Requirement:
Your answer should consist of every line in the records that holds "JSON".
━━━━━━━━━━
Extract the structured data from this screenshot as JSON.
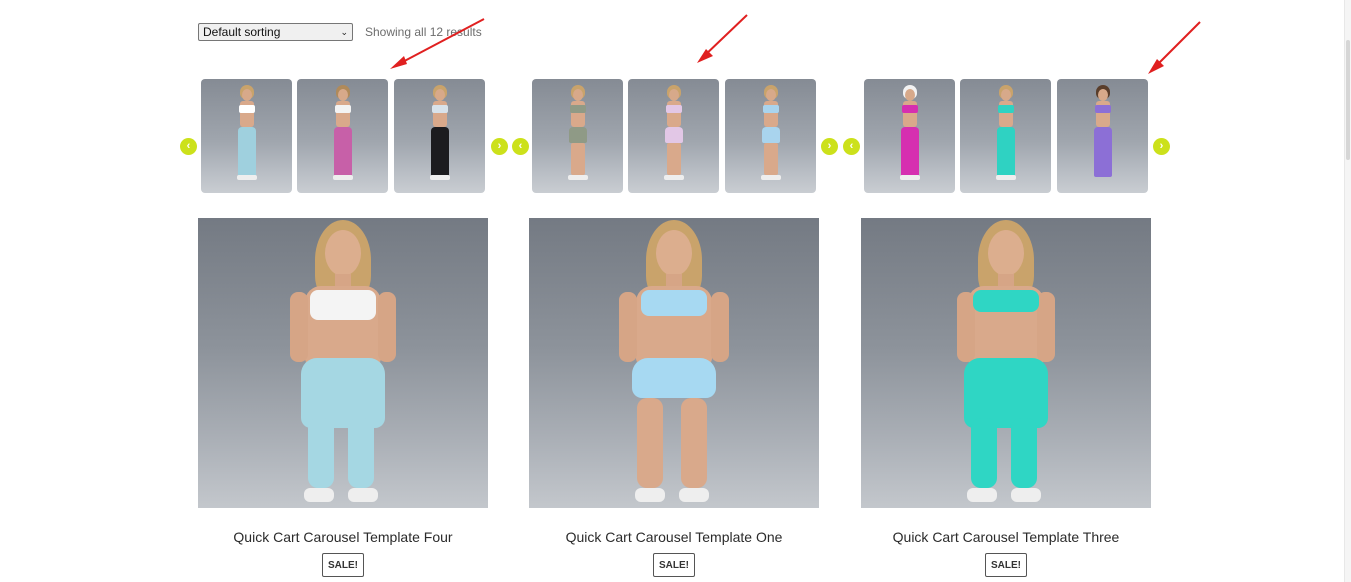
{
  "toolbar": {
    "sort_label": "Default sorting",
    "sort_options": [
      "Default sorting"
    ],
    "result_count": "Showing all 12 results"
  },
  "carousels": [
    {
      "thumbnails": [
        {
          "icon": "product-photo-light-blue-leggings"
        },
        {
          "icon": "product-photo-pink-leggings"
        },
        {
          "icon": "product-photo-black-leggings"
        }
      ],
      "prev_icon": "chevron-left-icon",
      "next_icon": "chevron-right-icon"
    },
    {
      "thumbnails": [
        {
          "icon": "product-photo-sage-shorts"
        },
        {
          "icon": "product-photo-lilac-shorts"
        },
        {
          "icon": "product-photo-sky-blue-shorts"
        }
      ],
      "prev_icon": "chevron-left-icon",
      "next_icon": "chevron-right-icon"
    },
    {
      "thumbnails": [
        {
          "icon": "product-photo-magenta-leggings"
        },
        {
          "icon": "product-photo-teal-leggings"
        },
        {
          "icon": "product-photo-purple-set"
        }
      ],
      "prev_icon": "chevron-left-icon",
      "next_icon": "chevron-right-icon"
    }
  ],
  "products": [
    {
      "title": "Quick Cart Carousel Template Four",
      "badge": "SALE!"
    },
    {
      "title": "Quick Cart Carousel Template One",
      "badge": "SALE!"
    },
    {
      "title": "Quick Cart Carousel Template Three",
      "badge": "SALE!"
    }
  ],
  "colors": {
    "nav_button": "#cce11b",
    "annotation_arrow": "#e02020"
  }
}
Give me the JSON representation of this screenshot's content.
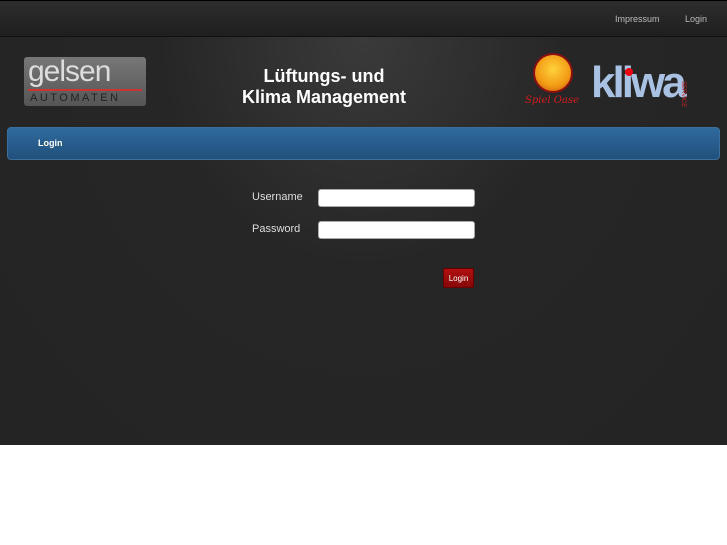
{
  "topnav": {
    "impressum": "Impressum",
    "login": "Login"
  },
  "header": {
    "logo_left": {
      "word": "gelsen",
      "sub": "AUTOMATEN"
    },
    "title_line1": "Lüftungs- und",
    "title_line2": "Klima Management",
    "logo_right1": "Spiel Oase",
    "logo_right2": {
      "word": "kliwa",
      "sub": "SERVICE"
    }
  },
  "bar": {
    "title": "Login"
  },
  "form": {
    "username_label": "Username",
    "username_value": "",
    "password_label": "Password",
    "password_value": "",
    "submit_label": "Login"
  }
}
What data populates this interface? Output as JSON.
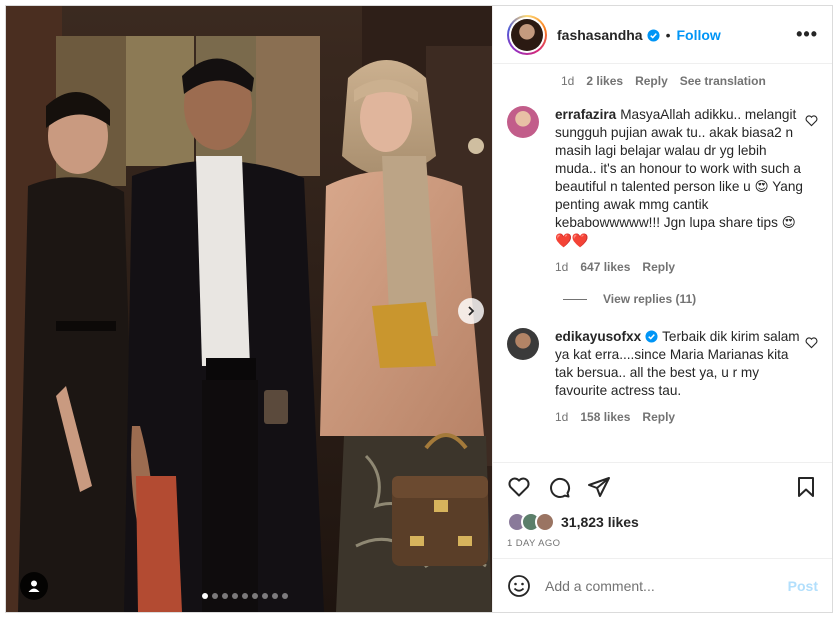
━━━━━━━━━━
Exercise output:
Extract the structured data from this screenshot as JSON.
Give me the JSON representation of this screenshot's content.
What data populates this interface? Output as JSON.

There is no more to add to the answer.